Work instruction
Write each of the records out again exactly.

Extracted material
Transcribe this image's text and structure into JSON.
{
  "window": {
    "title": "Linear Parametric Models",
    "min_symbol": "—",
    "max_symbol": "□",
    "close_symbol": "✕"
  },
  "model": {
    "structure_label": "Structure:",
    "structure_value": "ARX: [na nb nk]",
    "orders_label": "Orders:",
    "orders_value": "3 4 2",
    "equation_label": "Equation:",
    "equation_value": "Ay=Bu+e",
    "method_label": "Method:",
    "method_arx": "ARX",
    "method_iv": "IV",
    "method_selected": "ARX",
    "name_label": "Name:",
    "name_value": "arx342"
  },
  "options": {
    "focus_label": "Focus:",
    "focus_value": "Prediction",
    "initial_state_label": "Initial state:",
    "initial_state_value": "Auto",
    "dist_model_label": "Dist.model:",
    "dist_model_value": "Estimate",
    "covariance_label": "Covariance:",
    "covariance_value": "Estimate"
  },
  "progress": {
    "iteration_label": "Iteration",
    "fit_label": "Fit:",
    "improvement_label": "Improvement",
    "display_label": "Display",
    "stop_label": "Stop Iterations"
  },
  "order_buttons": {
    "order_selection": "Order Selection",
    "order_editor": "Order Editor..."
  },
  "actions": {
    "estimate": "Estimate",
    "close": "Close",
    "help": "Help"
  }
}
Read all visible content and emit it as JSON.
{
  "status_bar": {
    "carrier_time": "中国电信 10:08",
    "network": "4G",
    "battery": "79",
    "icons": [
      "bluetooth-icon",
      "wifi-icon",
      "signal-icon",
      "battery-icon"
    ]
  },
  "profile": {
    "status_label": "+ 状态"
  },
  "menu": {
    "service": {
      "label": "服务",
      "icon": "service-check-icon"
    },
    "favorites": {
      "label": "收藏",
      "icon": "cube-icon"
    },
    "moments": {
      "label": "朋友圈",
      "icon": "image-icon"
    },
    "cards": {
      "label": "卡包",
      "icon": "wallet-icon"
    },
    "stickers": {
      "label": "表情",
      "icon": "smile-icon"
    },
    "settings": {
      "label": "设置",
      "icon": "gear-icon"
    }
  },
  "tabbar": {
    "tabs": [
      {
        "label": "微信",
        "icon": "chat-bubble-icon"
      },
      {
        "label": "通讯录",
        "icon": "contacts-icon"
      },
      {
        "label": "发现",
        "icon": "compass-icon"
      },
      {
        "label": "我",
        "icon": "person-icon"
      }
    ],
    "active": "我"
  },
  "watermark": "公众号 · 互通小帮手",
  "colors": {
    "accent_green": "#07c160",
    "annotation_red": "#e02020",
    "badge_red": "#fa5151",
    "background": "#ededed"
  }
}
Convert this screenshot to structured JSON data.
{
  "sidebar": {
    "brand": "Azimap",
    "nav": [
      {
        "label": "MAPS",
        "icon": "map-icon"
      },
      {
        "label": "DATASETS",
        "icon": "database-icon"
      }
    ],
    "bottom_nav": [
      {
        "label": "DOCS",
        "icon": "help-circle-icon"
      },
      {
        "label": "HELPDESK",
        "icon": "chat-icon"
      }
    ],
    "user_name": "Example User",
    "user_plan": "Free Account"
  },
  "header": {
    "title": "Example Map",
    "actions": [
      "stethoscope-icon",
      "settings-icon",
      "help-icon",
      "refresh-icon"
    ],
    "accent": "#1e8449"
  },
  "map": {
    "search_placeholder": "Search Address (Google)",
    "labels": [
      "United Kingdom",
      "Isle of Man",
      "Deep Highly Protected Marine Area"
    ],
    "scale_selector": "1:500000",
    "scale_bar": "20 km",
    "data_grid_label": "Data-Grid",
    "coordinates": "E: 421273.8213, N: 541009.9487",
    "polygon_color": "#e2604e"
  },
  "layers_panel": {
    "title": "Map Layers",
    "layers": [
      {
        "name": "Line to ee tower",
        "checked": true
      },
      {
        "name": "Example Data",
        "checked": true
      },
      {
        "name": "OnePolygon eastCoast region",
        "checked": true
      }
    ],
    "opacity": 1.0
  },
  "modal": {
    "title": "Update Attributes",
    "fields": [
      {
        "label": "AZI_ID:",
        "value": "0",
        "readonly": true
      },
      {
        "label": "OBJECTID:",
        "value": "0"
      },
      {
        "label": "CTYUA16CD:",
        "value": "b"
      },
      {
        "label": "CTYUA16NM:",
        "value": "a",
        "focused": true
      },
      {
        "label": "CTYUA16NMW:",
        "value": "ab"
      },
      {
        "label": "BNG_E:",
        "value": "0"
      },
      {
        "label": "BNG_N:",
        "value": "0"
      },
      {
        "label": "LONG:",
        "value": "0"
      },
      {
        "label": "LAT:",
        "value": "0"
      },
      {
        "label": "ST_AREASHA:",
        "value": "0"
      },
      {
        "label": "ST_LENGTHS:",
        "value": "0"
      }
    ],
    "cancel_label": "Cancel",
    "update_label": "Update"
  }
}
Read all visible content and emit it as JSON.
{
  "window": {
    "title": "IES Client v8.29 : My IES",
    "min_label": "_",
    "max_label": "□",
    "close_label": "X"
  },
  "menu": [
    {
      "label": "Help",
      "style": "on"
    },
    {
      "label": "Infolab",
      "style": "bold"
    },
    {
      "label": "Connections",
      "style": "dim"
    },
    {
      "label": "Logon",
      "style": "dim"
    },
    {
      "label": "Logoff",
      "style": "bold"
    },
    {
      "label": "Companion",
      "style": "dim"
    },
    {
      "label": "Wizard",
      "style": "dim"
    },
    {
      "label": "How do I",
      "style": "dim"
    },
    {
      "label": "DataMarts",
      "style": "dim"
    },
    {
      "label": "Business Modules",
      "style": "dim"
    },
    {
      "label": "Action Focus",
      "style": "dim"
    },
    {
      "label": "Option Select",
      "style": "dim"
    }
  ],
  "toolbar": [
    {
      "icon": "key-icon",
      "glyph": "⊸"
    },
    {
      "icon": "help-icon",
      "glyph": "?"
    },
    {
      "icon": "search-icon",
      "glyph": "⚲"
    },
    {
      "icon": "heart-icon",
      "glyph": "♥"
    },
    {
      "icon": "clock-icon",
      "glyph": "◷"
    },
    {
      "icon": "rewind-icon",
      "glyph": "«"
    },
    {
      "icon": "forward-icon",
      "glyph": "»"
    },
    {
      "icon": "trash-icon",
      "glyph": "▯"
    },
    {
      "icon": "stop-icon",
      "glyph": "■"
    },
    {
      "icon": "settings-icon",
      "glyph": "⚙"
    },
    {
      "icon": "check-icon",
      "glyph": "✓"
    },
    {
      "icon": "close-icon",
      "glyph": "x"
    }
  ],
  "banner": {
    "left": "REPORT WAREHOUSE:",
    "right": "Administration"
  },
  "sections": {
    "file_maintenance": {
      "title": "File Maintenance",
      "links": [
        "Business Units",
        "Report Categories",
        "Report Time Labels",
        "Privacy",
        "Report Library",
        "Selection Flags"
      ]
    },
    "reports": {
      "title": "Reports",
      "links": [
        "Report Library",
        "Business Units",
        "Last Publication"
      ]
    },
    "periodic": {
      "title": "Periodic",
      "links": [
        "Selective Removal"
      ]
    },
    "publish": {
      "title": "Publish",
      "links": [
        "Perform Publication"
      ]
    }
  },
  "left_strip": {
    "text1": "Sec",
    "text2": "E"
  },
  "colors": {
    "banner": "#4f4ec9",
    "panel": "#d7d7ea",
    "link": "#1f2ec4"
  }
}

Exercise result
Transcribe this image's text and structure into JSON.
{
  "window": {
    "title": "Linear Parametric Models",
    "min_symbol": "—",
    "max_symbol": "□",
    "close_symbol": "✕"
  },
  "model": {
    "structure_label": "Structure:",
    "structure_value": "ARX: [na nb nk]",
    "orders_label": "Orders:",
    "orders_value": "3 4 2",
    "equation_label": "Equation:",
    "equation_value": "Ay=Bu+e",
    "method_label": "Method:",
    "method_arx": "ARX",
    "method_iv": "IV",
    "method_selected": "ARX",
    "name_label": "Name:",
    "name_value": "arx342"
  },
  "options": {
    "focus_label": "Focus:",
    "focus_value": "Prediction",
    "initial_state_label": "Initial state:",
    "initial_state_value": "Auto",
    "dist_model_label": "Dist.model:",
    "dist_model_value": "Estimate",
    "covariance_label": "Covariance:",
    "covariance_value": "Estimate"
  },
  "progress": {
    "iteration_label": "Iteration",
    "fit_label": "Fit:",
    "improvement_label": "Improvement",
    "display_label": "Display",
    "stop_label": "Stop Iterations"
  },
  "order_buttons": {
    "order_selection": "Order Selection",
    "order_editor": "Order Editor..."
  },
  "actions": {
    "estimate": "Estimate",
    "close": "Close",
    "help": "Help"
  }
}
Read all visible content and emit it as JSON.
{
  "status_bar": {
    "carrier_time": "中国电信 10:08",
    "network": "4G",
    "battery": "79",
    "icons": [
      "bluetooth-icon",
      "wifi-icon",
      "signal-icon",
      "battery-icon"
    ]
  },
  "profile": {
    "status_label": "+ 状态"
  },
  "menu": {
    "service": {
      "label": "服务",
      "icon": "service-check-icon"
    },
    "favorites": {
      "label": "收藏",
      "icon": "cube-icon"
    },
    "moments": {
      "label": "朋友圈",
      "icon": "image-icon"
    },
    "cards": {
      "label": "卡包",
      "icon": "wallet-icon"
    },
    "stickers": {
      "label": "表情",
      "icon": "smile-icon"
    },
    "settings": {
      "label": "设置",
      "icon": "gear-icon"
    }
  },
  "tabbar": {
    "tabs": [
      {
        "label": "微信",
        "icon": "chat-bubble-icon"
      },
      {
        "label": "通讯录",
        "icon": "contacts-icon"
      },
      {
        "label": "发现",
        "icon": "compass-icon"
      },
      {
        "label": "我",
        "icon": "person-icon"
      }
    ],
    "active": "我"
  },
  "watermark": "公众号 · 互通小帮手",
  "colors": {
    "accent_green": "#07c160",
    "annotation_red": "#e02020",
    "badge_red": "#fa5151",
    "background": "#ededed"
  }
}
Convert this screenshot to structured JSON data.
{
  "sidebar": {
    "brand": "Azimap",
    "nav": [
      {
        "label": "MAPS",
        "icon": "map-icon"
      },
      {
        "label": "DATASETS",
        "icon": "database-icon"
      }
    ],
    "bottom_nav": [
      {
        "label": "DOCS",
        "icon": "help-circle-icon"
      },
      {
        "label": "HELPDESK",
        "icon": "chat-icon"
      }
    ],
    "user_name": "Example User",
    "user_plan": "Free Account"
  },
  "header": {
    "title": "Example Map",
    "actions": [
      "stethoscope-icon",
      "settings-icon",
      "help-icon",
      "refresh-icon"
    ],
    "accent": "#1e8449"
  },
  "map": {
    "search_placeholder": "Search Address (Google)",
    "labels": [
      "United Kingdom",
      "Isle of Man",
      "Deep Highly Protected Marine Area"
    ],
    "scale_selector": "1:500000",
    "scale_bar": "20 km",
    "data_grid_label": "Data-Grid",
    "coordinates": "E: 421273.8213, N: 541009.9487",
    "polygon_color": "#e2604e"
  },
  "layers_panel": {
    "title": "Map Layers",
    "layers": [
      {
        "name": "Line to ee tower",
        "checked": true
      },
      {
        "name": "Example Data",
        "checked": true
      },
      {
        "name": "OnePolygon eastCoast region",
        "checked": true
      }
    ],
    "opacity": 1.0
  },
  "modal": {
    "title": "Update Attributes",
    "fields": [
      {
        "label": "AZI_ID:",
        "value": "0",
        "readonly": true
      },
      {
        "label": "OBJECTID:",
        "value": "0"
      },
      {
        "label": "CTYUA16CD:",
        "value": "b"
      },
      {
        "label": "CTYUA16NM:",
        "value": "a",
        "focused": true
      },
      {
        "label": "CTYUA16NMW:",
        "value": "ab"
      },
      {
        "label": "BNG_E:",
        "value": "0"
      },
      {
        "label": "BNG_N:",
        "value": "0"
      },
      {
        "label": "LONG:",
        "value": "0"
      },
      {
        "label": "LAT:",
        "value": "0"
      },
      {
        "label": "ST_AREASHA:",
        "value": "0"
      },
      {
        "label": "ST_LENGTHS:",
        "value": "0"
      }
    ],
    "cancel_label": "Cancel",
    "update_label": "Update"
  }
}
Read all visible content and emit it as JSON.
{
  "window": {
    "title": "IES Client v8.29 : My IES",
    "min_label": "_",
    "max_label": "□",
    "close_label": "X"
  },
  "menu": [
    {
      "label": "Help",
      "style": "on"
    },
    {
      "label": "Infolab",
      "style": "bold"
    },
    {
      "label": "Connections",
      "style": "dim"
    },
    {
      "label": "Logon",
      "style": "dim"
    },
    {
      "label": "Logoff",
      "style": "bold"
    },
    {
      "label": "Companion",
      "style": "dim"
    },
    {
      "label": "Wizard",
      "style": "dim"
    },
    {
      "label": "How do I",
      "style": "dim"
    },
    {
      "label": "DataMarts",
      "style": "dim"
    },
    {
      "label": "Business Modules",
      "style": "dim"
    },
    {
      "label": "Action Focus",
      "style": "dim"
    },
    {
      "label": "Option Select",
      "style": "dim"
    }
  ],
  "toolbar": [
    {
      "icon": "key-icon",
      "glyph": "⊸"
    },
    {
      "icon": "help-icon",
      "glyph": "?"
    },
    {
      "icon": "search-icon",
      "glyph": "⚲"
    },
    {
      "icon": "heart-icon",
      "glyph": "♥"
    },
    {
      "icon": "clock-icon",
      "glyph": "◷"
    },
    {
      "icon": "rewind-icon",
      "glyph": "«"
    },
    {
      "icon": "forward-icon",
      "glyph": "»"
    },
    {
      "icon": "trash-icon",
      "glyph": "▯"
    },
    {
      "icon": "stop-icon",
      "glyph": "■"
    },
    {
      "icon": "settings-icon",
      "glyph": "⚙"
    },
    {
      "icon": "check-icon",
      "glyph": "✓"
    },
    {
      "icon": "close-icon",
      "glyph": "x"
    }
  ],
  "banner": {
    "left": "REPORT WAREHOUSE:",
    "right": "Administration"
  },
  "sections": {
    "file_maintenance": {
      "title": "File Maintenance",
      "links": [
        "Business Units",
        "Report Categories",
        "Report Time Labels",
        "Privacy",
        "Report Library",
        "Selection Flags"
      ]
    },
    "reports": {
      "title": "Reports",
      "links": [
        "Report Library",
        "Business Units",
        "Last Publication"
      ]
    },
    "periodic": {
      "title": "Periodic",
      "links": [
        "Selective Removal"
      ]
    },
    "publish": {
      "title": "Publish",
      "links": [
        "Perform Publication"
      ]
    }
  },
  "left_strip": {
    "text1": "Sec",
    "text2": "E"
  },
  "colors": {
    "banner": "#4f4ec9",
    "panel": "#d7d7ea",
    "link": "#1f2ec4"
  }
}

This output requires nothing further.